- _What to work on_: Only lines holding the word "Source" are needed; copy each of them from the material.

- _Dataset entries_:
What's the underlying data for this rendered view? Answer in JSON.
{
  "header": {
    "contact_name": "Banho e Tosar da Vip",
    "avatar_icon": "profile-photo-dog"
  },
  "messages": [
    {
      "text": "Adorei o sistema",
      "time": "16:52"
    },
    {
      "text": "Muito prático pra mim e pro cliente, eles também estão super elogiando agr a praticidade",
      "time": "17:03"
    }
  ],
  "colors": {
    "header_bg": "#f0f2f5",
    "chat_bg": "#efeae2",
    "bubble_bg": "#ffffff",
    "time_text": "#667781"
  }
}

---

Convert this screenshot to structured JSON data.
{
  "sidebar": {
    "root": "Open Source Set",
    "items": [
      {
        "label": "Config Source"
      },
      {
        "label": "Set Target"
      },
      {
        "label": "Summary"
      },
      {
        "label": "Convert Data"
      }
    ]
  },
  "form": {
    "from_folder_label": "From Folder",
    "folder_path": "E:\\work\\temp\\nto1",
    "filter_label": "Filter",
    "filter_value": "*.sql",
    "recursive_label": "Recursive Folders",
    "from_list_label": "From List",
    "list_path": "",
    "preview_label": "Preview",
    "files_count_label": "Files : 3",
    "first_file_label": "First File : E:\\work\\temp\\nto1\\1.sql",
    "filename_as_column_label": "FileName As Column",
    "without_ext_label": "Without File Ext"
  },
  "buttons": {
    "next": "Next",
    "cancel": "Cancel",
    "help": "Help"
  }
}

- _Solution_:
    "root": "Open Source Set",
        "label": "Config Source"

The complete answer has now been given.